[App and web page records]
----
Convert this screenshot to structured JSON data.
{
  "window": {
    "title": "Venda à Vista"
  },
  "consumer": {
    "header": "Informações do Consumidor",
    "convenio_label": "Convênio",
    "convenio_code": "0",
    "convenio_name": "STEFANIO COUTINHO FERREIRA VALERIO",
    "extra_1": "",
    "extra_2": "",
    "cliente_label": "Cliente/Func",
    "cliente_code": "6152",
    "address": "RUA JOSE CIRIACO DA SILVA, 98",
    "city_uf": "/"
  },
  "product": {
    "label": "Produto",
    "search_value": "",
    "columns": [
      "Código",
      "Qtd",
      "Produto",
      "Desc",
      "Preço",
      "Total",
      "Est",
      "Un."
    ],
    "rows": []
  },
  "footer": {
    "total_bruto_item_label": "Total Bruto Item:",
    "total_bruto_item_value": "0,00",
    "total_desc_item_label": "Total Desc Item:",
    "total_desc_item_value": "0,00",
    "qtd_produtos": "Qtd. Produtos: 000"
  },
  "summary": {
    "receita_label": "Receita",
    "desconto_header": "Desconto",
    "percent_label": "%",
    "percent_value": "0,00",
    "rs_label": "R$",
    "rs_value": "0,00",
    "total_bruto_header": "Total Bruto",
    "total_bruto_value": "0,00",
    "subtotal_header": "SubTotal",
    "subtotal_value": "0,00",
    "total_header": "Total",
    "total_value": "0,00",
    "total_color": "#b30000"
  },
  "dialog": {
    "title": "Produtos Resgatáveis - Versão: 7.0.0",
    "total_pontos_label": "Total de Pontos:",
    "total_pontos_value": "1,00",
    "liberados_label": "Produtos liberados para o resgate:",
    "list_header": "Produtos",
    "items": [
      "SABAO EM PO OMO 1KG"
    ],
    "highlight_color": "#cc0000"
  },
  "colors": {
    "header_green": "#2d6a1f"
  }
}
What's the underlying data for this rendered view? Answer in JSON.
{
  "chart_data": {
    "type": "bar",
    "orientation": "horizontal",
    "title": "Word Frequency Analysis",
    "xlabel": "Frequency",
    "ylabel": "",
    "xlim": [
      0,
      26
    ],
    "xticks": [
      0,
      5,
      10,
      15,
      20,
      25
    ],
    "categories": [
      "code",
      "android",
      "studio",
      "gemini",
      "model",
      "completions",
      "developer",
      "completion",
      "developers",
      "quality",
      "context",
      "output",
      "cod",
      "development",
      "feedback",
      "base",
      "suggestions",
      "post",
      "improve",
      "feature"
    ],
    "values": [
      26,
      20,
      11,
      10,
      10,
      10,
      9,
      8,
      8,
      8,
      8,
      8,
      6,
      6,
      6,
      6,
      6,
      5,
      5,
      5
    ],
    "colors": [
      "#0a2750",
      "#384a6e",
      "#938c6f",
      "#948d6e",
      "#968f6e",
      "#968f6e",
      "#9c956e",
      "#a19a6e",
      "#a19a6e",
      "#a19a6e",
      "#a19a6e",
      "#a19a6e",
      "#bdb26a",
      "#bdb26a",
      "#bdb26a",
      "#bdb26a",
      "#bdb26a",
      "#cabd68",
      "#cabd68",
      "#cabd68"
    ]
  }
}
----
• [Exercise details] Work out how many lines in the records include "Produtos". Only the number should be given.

• [Answer to this exercise] 4